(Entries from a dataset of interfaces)
* * *
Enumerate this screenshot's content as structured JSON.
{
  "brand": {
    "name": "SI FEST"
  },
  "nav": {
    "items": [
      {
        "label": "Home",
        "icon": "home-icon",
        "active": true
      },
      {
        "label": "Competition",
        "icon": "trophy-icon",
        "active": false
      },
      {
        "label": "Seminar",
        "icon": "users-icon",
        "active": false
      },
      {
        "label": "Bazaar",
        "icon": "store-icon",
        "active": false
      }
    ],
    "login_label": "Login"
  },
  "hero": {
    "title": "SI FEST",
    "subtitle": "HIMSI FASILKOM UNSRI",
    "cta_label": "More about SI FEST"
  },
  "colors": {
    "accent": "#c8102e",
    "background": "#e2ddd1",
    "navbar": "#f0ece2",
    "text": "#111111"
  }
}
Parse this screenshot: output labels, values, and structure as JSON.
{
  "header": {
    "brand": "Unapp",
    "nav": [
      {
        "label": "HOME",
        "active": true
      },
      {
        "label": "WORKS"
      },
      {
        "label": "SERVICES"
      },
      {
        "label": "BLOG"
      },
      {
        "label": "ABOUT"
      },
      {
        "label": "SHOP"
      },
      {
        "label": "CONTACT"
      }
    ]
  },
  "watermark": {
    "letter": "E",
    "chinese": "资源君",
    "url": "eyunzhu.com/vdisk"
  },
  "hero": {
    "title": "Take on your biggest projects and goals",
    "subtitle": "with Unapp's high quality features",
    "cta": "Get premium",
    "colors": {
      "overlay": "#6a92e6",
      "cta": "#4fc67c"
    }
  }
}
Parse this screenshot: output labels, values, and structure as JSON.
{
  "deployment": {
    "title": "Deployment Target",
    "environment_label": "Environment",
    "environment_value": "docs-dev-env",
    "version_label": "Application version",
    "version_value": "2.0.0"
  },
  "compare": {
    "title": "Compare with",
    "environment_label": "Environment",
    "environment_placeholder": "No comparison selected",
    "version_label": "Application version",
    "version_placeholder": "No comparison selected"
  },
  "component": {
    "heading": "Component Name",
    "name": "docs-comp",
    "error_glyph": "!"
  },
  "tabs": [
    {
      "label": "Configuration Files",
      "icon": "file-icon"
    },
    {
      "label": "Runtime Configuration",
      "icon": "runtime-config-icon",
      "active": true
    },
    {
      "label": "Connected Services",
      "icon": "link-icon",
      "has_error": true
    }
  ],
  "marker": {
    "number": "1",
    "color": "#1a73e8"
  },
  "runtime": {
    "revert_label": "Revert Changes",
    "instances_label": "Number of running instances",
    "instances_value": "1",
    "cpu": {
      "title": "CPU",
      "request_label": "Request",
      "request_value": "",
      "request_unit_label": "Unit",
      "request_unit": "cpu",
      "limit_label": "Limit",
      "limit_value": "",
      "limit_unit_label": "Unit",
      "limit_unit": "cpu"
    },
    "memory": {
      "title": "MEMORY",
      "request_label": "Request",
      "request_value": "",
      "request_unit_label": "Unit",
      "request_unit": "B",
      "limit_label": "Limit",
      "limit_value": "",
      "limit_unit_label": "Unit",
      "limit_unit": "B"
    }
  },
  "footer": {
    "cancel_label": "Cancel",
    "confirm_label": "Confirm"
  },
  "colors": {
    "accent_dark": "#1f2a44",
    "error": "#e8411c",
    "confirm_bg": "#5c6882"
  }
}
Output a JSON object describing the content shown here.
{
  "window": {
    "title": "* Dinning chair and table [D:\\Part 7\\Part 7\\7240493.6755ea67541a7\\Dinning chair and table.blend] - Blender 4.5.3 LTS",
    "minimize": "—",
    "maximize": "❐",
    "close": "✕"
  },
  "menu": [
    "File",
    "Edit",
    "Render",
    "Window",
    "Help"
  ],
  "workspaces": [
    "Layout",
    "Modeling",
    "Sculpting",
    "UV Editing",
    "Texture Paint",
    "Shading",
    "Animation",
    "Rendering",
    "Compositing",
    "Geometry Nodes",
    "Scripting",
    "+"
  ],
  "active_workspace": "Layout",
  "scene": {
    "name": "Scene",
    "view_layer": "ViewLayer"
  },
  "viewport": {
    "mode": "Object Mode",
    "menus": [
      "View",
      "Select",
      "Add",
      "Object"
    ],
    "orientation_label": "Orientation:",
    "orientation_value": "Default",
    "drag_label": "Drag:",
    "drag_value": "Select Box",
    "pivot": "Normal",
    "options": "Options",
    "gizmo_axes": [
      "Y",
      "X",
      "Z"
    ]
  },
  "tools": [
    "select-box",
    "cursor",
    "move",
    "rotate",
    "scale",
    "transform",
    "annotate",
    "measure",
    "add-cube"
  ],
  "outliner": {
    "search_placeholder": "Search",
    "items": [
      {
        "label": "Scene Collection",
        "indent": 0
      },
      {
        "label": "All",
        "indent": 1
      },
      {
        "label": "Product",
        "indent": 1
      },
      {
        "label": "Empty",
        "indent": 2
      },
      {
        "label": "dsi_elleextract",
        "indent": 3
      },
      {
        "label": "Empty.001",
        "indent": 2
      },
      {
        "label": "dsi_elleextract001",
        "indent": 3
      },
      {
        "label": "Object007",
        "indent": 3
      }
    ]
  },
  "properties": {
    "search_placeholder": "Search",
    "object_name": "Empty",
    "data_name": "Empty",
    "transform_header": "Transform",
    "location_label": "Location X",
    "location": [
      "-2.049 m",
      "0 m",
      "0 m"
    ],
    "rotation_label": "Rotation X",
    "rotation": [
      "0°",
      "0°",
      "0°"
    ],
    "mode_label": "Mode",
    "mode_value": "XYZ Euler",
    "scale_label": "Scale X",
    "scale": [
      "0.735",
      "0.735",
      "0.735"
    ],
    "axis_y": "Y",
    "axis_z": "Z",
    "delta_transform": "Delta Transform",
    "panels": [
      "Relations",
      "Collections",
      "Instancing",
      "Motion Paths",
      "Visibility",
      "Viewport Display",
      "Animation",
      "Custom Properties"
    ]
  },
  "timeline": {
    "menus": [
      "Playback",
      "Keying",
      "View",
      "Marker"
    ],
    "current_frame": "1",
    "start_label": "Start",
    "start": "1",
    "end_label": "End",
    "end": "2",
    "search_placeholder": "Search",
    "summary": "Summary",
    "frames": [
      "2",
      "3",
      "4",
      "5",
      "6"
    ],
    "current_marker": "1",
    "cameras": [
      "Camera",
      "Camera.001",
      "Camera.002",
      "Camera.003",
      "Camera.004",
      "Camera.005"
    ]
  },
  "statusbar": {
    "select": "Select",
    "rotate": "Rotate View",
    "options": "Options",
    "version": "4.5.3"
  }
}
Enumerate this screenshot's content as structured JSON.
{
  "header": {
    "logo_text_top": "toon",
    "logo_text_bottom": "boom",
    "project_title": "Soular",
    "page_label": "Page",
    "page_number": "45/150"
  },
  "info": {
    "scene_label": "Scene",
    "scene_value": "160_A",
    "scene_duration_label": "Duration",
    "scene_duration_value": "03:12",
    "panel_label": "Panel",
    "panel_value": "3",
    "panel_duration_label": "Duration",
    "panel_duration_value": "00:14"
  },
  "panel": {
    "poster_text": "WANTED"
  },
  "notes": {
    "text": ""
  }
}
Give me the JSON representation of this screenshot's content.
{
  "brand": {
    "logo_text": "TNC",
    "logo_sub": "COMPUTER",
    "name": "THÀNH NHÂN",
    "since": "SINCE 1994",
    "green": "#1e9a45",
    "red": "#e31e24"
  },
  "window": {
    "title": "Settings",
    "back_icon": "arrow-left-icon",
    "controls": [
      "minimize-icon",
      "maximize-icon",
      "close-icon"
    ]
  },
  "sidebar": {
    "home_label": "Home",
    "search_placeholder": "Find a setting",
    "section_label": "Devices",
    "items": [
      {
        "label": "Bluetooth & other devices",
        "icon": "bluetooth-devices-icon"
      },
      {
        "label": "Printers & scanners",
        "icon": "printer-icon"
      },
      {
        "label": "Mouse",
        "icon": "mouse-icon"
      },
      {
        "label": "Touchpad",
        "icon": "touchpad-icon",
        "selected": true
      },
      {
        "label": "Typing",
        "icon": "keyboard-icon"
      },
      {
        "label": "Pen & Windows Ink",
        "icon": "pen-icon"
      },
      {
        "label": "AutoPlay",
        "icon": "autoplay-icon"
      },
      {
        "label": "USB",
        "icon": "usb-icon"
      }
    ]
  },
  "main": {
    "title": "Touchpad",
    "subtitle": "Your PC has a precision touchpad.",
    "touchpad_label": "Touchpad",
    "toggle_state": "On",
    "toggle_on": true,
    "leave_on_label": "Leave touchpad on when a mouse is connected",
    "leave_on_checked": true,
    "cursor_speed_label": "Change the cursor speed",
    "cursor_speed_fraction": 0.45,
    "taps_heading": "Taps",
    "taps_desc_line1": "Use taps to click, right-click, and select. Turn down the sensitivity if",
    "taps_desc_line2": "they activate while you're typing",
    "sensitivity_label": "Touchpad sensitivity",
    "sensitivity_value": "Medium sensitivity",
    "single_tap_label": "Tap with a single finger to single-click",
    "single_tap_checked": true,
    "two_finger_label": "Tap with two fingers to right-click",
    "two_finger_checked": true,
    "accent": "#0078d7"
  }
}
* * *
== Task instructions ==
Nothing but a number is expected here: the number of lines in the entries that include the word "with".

== Solution to the problem ==
4